The Summoning Dance of the Married Couple who Want to Leave a Party

- by Joanie!

A soon-to-be-produced nature video:

Often in nature, the married couple finds themselves at a social gathering. Communicating when one is prepared to leave said social gathering has led to a remarkable evolution in this exceptionally remarkable species.

The couple may be separated briefly, by acquisition of food or drink, relieving oneself in the restroom, or by the dreaded repetitive story or joke told by one member of the marriage, prompting the other to quickly find another room to avoid hearing that stupid story one more time.

Additionally, one member of the marriage may be deep in conversation with a friend or colleague when the other member decides that it is time to leave the party. The reasons for leaving the party have a wide range, and therefore, the behavior of this species can vary significantly in the attempt to draw the mate’s attention and exit with haste.

The more extravagant the spouse who wishes to leave is, the more likely he or she will be noticed. This may anger or irritate the other spouse, as they may be mid-conversation. Some types of this species favor the open floor of a room to draw attention, making physical motions towards the door. These motions, while noticeable, are the most likely to result in a verbal spat in the car on the way home for embarrassing behavior.

Other members of this species prefer to slink past their mate repeatedly, using small eye movements to indicate that they have had enough social interaction.
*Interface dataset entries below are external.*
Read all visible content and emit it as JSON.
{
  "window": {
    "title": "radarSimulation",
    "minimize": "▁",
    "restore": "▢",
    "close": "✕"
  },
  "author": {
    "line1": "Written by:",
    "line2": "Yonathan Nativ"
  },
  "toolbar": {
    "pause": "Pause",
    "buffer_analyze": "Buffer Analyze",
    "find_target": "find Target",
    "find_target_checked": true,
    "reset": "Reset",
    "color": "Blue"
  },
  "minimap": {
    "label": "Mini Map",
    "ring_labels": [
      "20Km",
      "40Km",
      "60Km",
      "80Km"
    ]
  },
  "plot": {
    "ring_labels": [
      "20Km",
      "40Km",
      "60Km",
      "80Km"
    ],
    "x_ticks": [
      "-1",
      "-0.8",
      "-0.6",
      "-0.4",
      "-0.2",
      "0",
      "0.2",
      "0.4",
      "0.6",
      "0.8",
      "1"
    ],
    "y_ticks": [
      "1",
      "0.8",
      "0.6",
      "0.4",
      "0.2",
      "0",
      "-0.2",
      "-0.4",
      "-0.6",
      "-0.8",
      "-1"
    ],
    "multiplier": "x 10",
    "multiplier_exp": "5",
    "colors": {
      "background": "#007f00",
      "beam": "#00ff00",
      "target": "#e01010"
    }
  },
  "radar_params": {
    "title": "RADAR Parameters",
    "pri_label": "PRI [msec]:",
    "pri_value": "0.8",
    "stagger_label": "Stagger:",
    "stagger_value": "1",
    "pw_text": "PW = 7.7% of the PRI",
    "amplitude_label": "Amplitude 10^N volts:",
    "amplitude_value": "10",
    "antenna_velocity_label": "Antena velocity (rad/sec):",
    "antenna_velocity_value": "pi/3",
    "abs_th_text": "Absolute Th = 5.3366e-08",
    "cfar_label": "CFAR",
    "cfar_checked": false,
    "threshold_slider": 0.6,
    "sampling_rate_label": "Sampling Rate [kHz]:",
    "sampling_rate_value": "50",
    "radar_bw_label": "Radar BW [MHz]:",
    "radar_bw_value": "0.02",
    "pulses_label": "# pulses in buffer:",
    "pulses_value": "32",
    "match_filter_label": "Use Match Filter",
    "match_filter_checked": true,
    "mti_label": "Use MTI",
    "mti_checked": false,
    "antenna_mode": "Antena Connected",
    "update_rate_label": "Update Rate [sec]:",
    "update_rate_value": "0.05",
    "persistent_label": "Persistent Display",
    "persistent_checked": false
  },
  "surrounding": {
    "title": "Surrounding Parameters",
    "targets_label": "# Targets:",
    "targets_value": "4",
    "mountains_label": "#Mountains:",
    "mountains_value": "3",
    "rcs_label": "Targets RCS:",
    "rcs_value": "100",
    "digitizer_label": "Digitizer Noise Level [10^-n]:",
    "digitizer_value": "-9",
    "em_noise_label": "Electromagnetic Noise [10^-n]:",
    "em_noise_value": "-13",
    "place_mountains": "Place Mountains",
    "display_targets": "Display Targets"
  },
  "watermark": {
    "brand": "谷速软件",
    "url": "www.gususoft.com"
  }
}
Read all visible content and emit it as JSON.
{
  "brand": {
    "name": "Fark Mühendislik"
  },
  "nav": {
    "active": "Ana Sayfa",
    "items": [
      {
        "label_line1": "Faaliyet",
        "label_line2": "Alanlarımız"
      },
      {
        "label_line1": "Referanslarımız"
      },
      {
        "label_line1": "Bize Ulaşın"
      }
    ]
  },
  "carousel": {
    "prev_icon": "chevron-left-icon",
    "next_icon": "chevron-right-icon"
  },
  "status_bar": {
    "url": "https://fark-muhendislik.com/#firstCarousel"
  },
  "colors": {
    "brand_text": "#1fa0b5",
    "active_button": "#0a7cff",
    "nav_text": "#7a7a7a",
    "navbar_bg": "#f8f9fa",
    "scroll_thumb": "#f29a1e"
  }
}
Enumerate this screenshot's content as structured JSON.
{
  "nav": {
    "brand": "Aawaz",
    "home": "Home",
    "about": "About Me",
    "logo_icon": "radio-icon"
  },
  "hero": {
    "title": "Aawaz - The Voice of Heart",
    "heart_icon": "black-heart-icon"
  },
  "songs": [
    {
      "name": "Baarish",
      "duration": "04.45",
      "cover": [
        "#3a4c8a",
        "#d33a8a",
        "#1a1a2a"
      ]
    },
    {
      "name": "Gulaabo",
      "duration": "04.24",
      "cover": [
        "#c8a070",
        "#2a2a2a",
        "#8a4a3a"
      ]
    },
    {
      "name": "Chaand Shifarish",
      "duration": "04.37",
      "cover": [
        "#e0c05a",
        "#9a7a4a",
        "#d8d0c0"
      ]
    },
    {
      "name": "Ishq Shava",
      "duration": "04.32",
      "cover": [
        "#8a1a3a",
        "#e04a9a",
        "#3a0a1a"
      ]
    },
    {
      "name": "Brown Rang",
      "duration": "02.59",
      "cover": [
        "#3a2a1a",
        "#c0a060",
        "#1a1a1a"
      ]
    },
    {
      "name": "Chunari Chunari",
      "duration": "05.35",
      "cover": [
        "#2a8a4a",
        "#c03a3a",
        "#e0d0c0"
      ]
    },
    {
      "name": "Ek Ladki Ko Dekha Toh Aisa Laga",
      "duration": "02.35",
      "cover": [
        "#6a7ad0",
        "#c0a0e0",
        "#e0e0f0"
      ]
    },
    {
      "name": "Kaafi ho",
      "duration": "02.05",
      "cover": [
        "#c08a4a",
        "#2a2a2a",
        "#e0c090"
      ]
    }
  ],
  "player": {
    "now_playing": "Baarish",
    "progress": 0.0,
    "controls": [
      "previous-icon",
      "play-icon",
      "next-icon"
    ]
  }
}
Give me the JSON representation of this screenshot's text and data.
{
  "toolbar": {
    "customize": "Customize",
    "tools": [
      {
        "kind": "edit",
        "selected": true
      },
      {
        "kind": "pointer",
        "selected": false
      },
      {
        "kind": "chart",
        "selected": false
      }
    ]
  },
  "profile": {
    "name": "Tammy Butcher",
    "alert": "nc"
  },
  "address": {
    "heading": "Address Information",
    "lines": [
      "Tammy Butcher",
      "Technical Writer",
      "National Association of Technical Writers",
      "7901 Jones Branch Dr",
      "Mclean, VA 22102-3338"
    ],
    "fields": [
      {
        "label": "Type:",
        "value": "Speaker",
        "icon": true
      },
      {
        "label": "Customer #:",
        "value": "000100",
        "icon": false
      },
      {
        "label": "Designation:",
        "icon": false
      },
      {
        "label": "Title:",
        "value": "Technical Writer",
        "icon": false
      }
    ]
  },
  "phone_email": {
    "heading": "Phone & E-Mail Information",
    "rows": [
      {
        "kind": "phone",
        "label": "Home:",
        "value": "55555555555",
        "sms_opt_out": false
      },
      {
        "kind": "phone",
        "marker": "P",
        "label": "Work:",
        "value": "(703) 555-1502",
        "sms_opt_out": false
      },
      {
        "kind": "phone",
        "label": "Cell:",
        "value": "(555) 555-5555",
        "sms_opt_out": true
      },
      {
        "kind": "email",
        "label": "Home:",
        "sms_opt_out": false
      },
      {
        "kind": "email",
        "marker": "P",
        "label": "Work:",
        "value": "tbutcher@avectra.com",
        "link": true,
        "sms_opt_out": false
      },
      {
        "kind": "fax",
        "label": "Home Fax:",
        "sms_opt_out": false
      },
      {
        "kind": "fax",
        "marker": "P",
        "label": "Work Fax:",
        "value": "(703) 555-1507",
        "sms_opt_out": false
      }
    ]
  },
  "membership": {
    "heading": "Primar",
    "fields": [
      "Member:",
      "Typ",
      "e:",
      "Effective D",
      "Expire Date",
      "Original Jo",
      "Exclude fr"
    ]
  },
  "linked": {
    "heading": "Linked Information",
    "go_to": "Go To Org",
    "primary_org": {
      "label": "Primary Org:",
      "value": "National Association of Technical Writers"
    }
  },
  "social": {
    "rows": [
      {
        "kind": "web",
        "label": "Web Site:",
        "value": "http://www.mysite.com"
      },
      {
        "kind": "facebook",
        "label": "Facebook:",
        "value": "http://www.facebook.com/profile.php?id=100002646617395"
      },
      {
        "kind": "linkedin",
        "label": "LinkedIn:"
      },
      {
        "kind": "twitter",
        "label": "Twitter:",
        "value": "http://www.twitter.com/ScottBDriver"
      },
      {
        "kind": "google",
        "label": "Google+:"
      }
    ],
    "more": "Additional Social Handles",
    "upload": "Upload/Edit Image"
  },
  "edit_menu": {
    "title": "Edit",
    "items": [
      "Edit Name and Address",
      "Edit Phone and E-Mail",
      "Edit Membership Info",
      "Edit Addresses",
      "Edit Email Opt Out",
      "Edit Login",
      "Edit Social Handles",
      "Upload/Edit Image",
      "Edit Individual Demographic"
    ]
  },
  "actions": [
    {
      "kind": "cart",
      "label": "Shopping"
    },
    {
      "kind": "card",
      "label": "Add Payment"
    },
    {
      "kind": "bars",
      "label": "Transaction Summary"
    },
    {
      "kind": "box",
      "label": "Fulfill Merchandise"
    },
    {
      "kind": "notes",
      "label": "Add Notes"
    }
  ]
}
This quick movement may be confused for the opportunity to mingle more with other party guests.

In others, one member will bring the other their least favorite kind of party cheese or pronounce the bar to be out of a favorite cocktail. Often, this is a pre-arranged code, a means for one spouse to say, “let’s get the [expletive deleted] out of here” without arousing suspicion or ire from hosts or other guests.

Some couples are ready to leave at more or less the same time, but find it difficult to communicate in the throes of a wilder social gathering. In these situations, the two circle one another more and more closely, as in the mating rituals of birds or leopard slugs. Eventually they have the opportunity to whisper “good God, it’s time to go.” Finally, their strange balletic relationship comes to an end.

The couple makes their goodbyes, arranges for transportation, and returns to their dwelling.